→ What you will do
Below is a listing; give only the number of its lines that contain the word "true".

(Data shown begins)

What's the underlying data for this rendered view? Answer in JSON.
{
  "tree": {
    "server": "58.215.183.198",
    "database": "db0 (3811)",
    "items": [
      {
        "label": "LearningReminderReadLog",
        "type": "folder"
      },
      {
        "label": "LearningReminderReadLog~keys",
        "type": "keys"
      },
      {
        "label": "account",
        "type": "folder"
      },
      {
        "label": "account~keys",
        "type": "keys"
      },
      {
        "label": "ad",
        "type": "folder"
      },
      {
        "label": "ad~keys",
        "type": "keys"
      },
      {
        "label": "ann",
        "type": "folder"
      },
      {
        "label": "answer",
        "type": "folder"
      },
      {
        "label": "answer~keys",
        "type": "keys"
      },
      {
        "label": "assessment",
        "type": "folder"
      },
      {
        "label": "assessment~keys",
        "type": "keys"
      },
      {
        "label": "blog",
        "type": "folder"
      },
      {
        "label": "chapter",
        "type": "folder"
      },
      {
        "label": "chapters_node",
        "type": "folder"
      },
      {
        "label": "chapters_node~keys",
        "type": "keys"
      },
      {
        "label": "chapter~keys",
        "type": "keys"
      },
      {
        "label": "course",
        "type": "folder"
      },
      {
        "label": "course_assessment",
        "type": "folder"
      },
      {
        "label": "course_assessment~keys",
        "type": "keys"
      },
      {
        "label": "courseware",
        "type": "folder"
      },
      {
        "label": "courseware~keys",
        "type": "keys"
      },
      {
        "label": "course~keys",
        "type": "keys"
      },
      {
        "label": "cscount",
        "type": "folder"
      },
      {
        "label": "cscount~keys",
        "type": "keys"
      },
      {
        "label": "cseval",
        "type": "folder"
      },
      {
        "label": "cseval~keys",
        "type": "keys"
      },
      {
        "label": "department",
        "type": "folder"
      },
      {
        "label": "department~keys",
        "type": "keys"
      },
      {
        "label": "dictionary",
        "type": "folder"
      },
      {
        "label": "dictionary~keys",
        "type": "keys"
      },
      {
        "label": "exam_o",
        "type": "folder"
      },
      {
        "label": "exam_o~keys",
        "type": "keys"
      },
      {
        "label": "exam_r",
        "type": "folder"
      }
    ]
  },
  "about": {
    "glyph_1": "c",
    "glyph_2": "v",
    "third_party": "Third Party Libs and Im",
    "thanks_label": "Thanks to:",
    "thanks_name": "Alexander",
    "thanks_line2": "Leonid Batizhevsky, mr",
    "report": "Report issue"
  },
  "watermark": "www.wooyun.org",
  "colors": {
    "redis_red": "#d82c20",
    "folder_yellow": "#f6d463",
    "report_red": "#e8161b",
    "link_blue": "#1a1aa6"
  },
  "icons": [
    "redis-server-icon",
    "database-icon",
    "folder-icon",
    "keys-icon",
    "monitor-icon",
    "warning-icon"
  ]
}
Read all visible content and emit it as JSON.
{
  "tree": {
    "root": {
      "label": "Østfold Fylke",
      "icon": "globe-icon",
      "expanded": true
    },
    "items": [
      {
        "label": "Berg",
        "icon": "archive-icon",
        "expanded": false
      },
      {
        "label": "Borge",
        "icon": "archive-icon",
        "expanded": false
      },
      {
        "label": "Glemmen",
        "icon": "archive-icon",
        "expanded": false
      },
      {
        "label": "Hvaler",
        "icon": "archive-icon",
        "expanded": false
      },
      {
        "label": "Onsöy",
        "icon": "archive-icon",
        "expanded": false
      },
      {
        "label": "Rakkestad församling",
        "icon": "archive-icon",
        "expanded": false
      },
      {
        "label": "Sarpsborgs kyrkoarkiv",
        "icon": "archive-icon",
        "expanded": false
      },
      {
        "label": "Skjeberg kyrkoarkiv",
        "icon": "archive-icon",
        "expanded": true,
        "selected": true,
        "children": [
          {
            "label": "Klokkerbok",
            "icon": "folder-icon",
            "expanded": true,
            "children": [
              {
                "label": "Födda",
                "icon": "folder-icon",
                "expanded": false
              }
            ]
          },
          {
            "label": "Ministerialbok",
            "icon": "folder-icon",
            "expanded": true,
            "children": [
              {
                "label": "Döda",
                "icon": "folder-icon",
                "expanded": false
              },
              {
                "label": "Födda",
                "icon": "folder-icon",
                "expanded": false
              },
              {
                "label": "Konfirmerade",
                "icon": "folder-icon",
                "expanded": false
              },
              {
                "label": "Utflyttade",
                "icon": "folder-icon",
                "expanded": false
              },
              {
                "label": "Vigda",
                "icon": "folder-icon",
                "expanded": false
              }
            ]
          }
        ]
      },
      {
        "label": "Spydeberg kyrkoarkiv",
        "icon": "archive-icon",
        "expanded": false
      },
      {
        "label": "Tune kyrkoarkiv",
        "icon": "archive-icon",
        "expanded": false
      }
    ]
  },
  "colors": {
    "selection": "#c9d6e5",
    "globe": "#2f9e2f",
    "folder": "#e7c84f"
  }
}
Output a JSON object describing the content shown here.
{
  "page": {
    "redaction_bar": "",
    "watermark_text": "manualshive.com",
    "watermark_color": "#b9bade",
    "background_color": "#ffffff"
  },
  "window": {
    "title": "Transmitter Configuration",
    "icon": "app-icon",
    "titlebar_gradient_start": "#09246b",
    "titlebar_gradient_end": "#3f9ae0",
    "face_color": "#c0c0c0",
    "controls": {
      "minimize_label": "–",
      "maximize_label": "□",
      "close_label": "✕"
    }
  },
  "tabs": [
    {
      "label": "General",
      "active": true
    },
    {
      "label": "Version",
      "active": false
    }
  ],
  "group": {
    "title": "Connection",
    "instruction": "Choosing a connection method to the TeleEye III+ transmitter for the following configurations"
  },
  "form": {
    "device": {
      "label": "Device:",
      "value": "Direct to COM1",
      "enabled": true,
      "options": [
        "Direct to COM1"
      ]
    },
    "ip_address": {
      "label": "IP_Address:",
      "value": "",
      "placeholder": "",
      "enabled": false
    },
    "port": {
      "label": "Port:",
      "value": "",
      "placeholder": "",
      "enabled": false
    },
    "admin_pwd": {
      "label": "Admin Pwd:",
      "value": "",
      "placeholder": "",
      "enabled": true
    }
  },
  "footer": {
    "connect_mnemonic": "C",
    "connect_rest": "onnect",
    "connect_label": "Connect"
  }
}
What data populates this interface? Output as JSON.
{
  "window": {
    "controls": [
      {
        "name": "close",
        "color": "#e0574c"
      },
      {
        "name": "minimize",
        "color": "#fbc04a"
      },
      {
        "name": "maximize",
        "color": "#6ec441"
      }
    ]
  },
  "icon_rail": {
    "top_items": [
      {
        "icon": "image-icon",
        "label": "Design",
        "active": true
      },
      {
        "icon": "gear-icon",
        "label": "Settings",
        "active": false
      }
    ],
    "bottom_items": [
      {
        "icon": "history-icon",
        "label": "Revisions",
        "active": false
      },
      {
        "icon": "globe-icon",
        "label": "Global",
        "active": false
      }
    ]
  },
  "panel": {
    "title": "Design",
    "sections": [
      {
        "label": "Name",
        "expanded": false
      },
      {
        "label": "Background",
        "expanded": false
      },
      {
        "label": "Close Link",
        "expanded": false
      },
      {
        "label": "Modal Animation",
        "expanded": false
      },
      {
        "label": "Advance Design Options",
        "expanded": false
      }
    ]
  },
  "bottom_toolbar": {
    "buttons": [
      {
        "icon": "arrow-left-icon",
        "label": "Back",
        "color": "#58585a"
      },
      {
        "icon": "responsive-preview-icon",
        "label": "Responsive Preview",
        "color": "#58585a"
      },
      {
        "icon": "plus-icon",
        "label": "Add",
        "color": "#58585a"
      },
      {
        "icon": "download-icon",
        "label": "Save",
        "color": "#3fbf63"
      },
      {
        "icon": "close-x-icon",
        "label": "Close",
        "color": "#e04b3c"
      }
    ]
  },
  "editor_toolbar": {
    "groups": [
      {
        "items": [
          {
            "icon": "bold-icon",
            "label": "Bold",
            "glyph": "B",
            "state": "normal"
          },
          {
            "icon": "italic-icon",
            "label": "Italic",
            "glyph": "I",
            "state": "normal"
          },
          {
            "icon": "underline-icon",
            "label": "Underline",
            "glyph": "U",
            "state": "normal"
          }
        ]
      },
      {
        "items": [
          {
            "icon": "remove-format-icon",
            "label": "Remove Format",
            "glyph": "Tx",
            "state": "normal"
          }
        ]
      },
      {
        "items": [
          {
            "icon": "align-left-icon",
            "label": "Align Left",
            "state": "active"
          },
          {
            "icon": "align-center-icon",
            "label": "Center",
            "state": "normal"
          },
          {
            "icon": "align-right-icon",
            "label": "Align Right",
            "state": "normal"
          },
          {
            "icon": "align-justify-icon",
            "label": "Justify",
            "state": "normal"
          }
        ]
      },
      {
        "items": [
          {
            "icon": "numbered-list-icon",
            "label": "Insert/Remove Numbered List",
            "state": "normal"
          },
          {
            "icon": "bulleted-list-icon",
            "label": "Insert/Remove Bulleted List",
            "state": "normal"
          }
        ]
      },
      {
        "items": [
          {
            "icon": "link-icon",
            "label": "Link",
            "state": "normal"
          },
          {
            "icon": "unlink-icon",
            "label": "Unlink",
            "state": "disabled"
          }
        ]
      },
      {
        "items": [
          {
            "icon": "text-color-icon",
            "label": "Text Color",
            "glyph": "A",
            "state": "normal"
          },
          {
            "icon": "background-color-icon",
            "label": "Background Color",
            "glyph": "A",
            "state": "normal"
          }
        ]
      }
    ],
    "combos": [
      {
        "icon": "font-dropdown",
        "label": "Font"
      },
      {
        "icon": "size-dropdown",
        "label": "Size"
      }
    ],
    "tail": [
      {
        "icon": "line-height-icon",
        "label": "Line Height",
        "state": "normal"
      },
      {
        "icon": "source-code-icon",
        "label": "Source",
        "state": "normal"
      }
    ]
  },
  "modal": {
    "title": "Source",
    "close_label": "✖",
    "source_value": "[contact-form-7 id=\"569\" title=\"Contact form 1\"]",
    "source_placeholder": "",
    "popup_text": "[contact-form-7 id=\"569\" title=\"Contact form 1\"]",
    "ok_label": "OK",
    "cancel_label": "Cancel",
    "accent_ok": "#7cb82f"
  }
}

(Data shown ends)

→ Response area
9